Finding Her Own Path to Nursing
When Zena Harvill was a teenager, her mother went back to school to become a nurse. Harvill admired her mother, especially her focus on caring for children and new mothers, but nursing was not on Zena Harvill’s radar.
“Nursing was something my mother did,” says Harvill, echoing her teen self. Besides, her teachers and advisors at Palo Alto High School thought a high-achieving student like Harvill should aim for medical school and become a doctor. Harvill wound up at Wellesley College, where she pursued premed studies.
Seeking a Meaningful Life
At the same time, she became more curious about her mother’s Navajo roots. Harvill had enjoyed her childhood summer vacations to New Mexico, where she slept in hogans and took part in traditional healing ceremonies, and now, as a young woman, she found herself questioning how her biracial identity fit into the mainstream American path to success on which she found herself. She wasn’t sure how her family’s cultural background would figure into her professional future.
After two years, Harvill left Wellesley, sure she didn’t want to be a doctor but unsure of what else she wanted to do. She returned to Northern California and enrolled at University of California, Santa Cruz, where she earned a bachelor’s degree in linguistics and Spanish. She lived in Spain her senior year and later traveled around South America. After graduation, she landed a job at HighWire Press, an e-publishing platform and a division of the Stanford University Libraries.
Harvill’s job involved producing online science and medical journals, but her role was on the technical side, and she eventually realized that a career in any high-tech field was not for her. Yet being around medical journals at HighWire Press reawakened her interest in medicine.
Still not sure she wanted to be a doctor, she considered her mother’s example. “I began to research the differences between the role of doctors and nurses,” she says.
Her mother’s job was part of the process. A nurse practitioner colleague of her mother’s exposed Harvill to a new and exciting health care role. And while observing her mother’s work in a neonatal intensive care unit, Harvill was impressed by the vital role nurses played.

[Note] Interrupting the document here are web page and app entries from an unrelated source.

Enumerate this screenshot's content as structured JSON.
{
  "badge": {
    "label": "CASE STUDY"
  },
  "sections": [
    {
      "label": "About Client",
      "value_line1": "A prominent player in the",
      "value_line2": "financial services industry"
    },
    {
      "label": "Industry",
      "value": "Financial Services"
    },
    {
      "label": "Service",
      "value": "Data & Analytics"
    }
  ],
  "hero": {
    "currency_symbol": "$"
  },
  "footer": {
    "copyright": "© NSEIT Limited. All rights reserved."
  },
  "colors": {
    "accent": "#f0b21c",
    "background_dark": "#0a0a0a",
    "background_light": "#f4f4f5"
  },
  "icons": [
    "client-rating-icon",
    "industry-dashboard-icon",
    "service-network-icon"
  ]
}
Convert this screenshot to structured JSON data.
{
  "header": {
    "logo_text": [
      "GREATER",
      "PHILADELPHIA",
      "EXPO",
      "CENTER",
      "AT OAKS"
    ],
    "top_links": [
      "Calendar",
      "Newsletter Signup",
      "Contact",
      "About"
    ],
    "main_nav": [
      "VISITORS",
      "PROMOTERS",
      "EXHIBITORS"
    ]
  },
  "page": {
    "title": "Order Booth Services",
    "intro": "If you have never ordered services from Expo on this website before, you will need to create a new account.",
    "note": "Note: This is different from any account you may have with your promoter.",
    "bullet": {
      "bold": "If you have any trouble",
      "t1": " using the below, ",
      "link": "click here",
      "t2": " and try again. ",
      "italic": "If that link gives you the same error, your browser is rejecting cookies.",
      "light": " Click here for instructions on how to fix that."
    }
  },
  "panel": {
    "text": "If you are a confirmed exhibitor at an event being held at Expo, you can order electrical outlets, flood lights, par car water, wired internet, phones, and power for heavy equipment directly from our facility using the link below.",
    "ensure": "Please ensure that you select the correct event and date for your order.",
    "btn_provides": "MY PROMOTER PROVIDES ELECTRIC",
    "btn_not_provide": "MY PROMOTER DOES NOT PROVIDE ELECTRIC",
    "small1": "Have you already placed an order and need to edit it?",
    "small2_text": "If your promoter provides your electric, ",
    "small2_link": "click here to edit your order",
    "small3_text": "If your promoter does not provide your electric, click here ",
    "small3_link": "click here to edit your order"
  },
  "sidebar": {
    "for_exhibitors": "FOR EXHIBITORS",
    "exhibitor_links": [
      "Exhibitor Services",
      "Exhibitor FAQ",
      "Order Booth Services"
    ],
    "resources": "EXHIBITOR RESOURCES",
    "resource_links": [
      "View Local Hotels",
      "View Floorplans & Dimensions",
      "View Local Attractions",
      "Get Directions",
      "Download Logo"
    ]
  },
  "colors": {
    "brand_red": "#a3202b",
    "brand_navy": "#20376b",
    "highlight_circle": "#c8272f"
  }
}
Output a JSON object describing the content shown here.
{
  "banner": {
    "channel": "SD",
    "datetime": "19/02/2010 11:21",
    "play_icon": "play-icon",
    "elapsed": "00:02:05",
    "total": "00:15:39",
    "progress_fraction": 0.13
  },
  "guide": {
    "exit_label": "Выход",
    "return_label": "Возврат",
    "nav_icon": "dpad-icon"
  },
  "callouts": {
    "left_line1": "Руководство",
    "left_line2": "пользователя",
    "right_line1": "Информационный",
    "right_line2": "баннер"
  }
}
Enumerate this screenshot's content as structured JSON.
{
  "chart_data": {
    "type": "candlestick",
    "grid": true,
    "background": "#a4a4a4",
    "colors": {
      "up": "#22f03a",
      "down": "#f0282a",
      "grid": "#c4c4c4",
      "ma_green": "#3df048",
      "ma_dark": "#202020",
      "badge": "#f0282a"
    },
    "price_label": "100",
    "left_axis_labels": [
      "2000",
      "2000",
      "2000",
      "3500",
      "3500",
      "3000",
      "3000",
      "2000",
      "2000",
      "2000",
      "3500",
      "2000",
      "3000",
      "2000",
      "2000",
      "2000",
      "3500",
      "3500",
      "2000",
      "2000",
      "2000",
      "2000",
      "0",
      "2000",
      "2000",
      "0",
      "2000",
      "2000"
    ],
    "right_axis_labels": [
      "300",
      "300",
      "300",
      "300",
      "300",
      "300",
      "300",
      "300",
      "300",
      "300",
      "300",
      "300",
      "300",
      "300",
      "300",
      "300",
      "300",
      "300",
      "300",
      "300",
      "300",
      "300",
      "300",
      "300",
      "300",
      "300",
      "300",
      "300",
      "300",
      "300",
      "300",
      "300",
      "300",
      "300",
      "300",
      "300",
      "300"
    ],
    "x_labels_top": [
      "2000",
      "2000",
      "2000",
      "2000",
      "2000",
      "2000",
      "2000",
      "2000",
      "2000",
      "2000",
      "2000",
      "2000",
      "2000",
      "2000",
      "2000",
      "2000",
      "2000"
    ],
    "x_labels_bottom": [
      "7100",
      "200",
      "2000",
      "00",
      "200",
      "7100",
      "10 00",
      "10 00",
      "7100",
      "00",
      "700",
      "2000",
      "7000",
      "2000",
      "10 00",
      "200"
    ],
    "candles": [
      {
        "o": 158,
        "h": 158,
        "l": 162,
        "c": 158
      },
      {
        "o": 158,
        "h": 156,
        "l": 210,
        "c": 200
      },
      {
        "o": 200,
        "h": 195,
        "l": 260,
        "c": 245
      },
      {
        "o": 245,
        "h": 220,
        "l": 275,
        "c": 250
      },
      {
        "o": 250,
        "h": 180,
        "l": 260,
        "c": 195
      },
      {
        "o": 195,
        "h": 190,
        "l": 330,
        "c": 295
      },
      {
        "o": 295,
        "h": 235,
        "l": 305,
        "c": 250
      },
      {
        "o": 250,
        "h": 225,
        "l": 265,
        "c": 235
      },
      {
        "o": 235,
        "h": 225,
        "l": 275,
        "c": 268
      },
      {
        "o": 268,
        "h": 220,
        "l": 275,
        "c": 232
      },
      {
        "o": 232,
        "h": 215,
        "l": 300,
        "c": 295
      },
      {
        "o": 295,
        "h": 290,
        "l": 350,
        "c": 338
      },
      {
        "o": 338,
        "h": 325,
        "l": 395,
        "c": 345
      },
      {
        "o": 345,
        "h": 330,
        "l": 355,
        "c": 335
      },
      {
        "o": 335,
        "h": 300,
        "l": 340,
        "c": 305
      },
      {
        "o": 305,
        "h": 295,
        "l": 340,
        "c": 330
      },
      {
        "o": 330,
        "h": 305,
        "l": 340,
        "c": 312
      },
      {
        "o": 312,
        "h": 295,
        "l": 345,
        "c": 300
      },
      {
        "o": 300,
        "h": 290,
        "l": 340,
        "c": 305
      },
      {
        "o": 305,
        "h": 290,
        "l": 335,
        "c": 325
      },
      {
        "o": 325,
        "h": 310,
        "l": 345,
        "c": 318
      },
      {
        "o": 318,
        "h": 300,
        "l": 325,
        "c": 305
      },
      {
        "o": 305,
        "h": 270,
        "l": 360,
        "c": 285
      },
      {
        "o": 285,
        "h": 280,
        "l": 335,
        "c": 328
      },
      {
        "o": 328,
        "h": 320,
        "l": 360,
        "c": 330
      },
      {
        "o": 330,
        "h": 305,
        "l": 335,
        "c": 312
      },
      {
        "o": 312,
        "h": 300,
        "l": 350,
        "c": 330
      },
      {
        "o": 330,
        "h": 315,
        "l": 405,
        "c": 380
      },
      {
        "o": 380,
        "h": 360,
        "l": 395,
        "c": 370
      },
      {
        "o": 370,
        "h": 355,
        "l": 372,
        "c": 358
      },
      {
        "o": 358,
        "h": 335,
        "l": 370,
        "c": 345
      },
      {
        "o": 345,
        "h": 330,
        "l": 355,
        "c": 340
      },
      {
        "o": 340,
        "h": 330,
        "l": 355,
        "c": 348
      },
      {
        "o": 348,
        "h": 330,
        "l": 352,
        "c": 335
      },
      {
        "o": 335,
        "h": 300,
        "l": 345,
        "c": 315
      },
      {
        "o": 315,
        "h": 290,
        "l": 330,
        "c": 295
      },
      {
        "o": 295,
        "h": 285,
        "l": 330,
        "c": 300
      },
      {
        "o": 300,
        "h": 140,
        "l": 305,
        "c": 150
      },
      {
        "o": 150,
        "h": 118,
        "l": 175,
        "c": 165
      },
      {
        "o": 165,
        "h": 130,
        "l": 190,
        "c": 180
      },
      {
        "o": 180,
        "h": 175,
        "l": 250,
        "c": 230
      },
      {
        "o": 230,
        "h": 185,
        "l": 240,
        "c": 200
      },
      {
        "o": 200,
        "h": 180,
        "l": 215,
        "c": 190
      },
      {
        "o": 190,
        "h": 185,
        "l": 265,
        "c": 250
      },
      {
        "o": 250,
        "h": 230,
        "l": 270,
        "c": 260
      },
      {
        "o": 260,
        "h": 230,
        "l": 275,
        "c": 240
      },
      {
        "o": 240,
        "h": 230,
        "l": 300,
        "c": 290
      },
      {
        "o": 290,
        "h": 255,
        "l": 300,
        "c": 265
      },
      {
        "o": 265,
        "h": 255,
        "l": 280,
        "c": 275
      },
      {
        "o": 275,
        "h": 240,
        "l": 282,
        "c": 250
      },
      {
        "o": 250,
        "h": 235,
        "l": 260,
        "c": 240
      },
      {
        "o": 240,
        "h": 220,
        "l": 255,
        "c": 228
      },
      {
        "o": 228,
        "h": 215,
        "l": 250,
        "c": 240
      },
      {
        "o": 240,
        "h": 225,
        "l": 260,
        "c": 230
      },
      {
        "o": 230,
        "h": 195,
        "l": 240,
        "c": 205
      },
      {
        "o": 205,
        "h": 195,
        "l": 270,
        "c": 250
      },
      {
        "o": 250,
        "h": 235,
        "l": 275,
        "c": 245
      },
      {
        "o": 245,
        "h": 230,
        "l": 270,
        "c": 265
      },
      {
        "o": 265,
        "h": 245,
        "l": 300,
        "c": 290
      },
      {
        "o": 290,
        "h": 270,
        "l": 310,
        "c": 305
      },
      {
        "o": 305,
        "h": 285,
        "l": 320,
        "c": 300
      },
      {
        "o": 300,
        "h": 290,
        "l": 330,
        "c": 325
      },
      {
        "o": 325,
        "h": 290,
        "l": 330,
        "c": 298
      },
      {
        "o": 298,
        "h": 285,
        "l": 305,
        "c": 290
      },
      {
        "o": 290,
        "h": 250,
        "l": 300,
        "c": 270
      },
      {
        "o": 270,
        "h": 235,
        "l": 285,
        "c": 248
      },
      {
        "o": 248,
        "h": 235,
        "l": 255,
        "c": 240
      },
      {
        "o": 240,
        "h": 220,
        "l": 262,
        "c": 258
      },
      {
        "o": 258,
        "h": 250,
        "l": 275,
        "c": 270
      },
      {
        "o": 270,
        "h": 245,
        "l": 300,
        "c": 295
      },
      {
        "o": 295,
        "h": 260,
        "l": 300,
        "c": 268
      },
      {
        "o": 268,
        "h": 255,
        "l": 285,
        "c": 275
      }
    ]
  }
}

“It was the nurses, rather than the doctors, who were literally delivering expert, compassionate care to patients and families,” says Harvill. “They had valuable input to contribute to treatment plans, and they knew the patients and families best.”
UCSF School of Nursing and the Native American Health Center
After settling on pediatric nursing, Harvill looked to UCSF School of Nursing, which has one of the few pediatric nurse practitioner (PNP) programs in the state. She applied and was accepted to UCSF’s Master’s Entry Program in Nursing (MEPN). During her time there, two programs exposed her to leadership roles in adolescent health: Nursing Leadership in Adolescent and Young Adult Health (NLAYAH) and Leadership and Education in Adolescent Health (LEAH). Those extra didactic and clinical assignments took her to a variety of hospital and community settings around the Bay Area, including the Native American Health Center.
A Bay Area-based nonprofit, the Native American Health Center operates clinics in Oakland and San Francisco targeting the Bay Area’s Native American population. Harvill felt an immediate kinship with the organization, seeing then how her childhood visits with her Navajo relatives “shaped me as a person.” After her graduation in 2011, Harvill landed a job with the center.
Balancing Work and Family
“Everything about the UCSF program was fantastic,” says Harvill, who is especially grateful for the way the school’s faculty provided plenty of role models for balancing school, work and a new family. While a student, she married Lance Kizer, a scientist she met at the annual Burning Man festival. Together they are parents of a baby daughter, Ruby.
“Juggling work as a recently graduated PNP and a new mother is a challenge, but I am extremely fortunate to have a supportive partner, family and colleagues,” she says.
Her work duties include two days a week at United for Success Academy, one of five middle school-based health centers that are part of Elev8 Oakland. Elev8 is a national initiative funded by The Atlantic Philanthropies and local partners that aims to bring together schools, families and communities in a variety of ways to help middle school students stay healthy and engaged in learning as they make the transition from childhood to adolescence. UCSF received a three-year, $1.75 million grant from The Atlantic Philanthropies to create UCSF’s Elev8 Healthy Students and Families project within the Elev8 Oakland program.
The United for Success clinic is in Oakland’s Fruitvale neighborhood and offers primary medical and dental care to students. Harvill and other staff also work with families, offering them health care or getting them connected to insurance, mental health, and employment and housing services.
The school doesn’t have many Native Americans, but Harvill notes that the students largely come from immigrant and refugee families and are dealing with some of the same socioeconomic challenges with which many Native Americans wrestle. Up to 90 percent of the students live in poverty, and a fair number come from homes with single parents.
Helping these children to make healthy lifestyle choices – from avoiding drug use and gang life to eating well and staying in school – is a constant challenge. Harvill’s own earlier struggles around cultural and professional identity definitely help.
“We want to give these kids a different way to see the world,” she says. “One where they can imagine a different life for themselves.”